AIM OF THE EXERCISE = Every record below is to be retyped exactly, with any pictures left out.

RECORDS SUPPLIED =

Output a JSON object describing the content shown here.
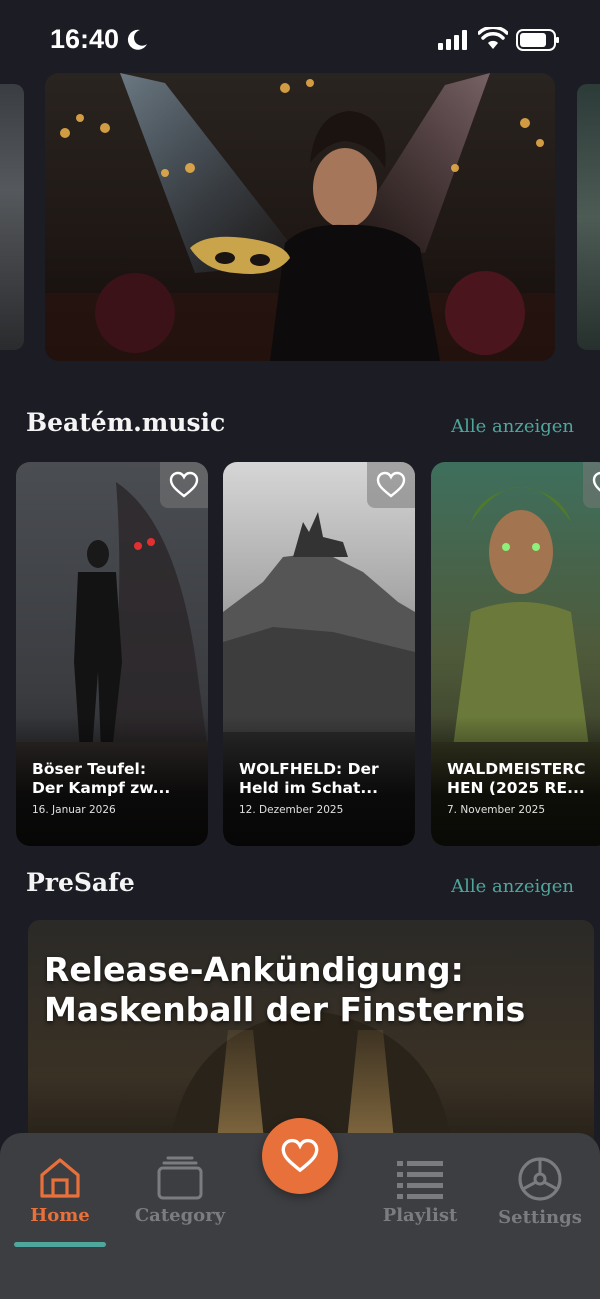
{
  "status_bar": {
    "time": "16:40"
  },
  "sections": [
    {
      "title": "Beatém.music",
      "see_all": "Alle anzeigen",
      "cards": [
        {
          "title": "Böser Teufel:\nDer Kampf zw...",
          "date": "16. Januar 2026"
        },
        {
          "title": "WOLFHELD: Der\nHeld im Schat...",
          "date": "12. Dezember 2025"
        },
        {
          "title": "WALDMEISTERC\nHEN (2025 RE...",
          "date": "7. November 2025"
        }
      ]
    },
    {
      "title": "PreSafe",
      "see_all": "Alle anzeigen",
      "banner_title": "Release-Ankündigung: Maskenball der Finsternis"
    }
  ],
  "nav": {
    "items": [
      {
        "label": "Home",
        "icon": "home-icon",
        "active": true
      },
      {
        "label": "Category",
        "icon": "category-icon",
        "active": false
      },
      {
        "label": "Playlist",
        "icon": "playlist-icon",
        "active": false
      },
      {
        "label": "Settings",
        "icon": "settings-icon",
        "active": false
      }
    ],
    "fab_icon": "heart-icon"
  },
  "colors": {
    "background": "#1c1d24",
    "accent": "#e8703a",
    "link": "#4fa69c",
    "nav_bg": "#3d3e42"
  }
}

TASK RESULT =
Output a JSON object describing the content shown here.
{
  "status_bar": {
    "time": "16:40"
  },
  "sections": [
    {
      "title": "Beatém.music",
      "see_all": "Alle anzeigen",
      "cards": [
        {
          "title": "Böser Teufel:\nDer Kampf zw...",
          "date": "16. Januar 2026"
        },
        {
          "title": "WOLFHELD: Der\nHeld im Schat...",
          "date": "12. Dezember 2025"
        },
        {
          "title": "WALDMEISTERC\nHEN (2025 RE...",
          "date": "7. November 2025"
        }
      ]
    },
    {
      "title": "PreSafe",
      "see_all": "Alle anzeigen",
      "banner_title": "Release-Ankündigung: Maskenball der Finsternis"
    }
  ],
  "nav": {
    "items": [
      {
        "label": "Home",
        "icon": "home-icon",
        "active": true
      },
      {
        "label": "Category",
        "icon": "category-icon",
        "active": false
      },
      {
        "label": "Playlist",
        "icon": "playlist-icon",
        "active": false
      },
      {
        "label": "Settings",
        "icon": "settings-icon",
        "active": false
      }
    ],
    "fab_icon": "heart-icon"
  },
  "colors": {
    "background": "#1c1d24",
    "accent": "#e8703a",
    "link": "#4fa69c",
    "nav_bg": "#3d3e42"
  }
}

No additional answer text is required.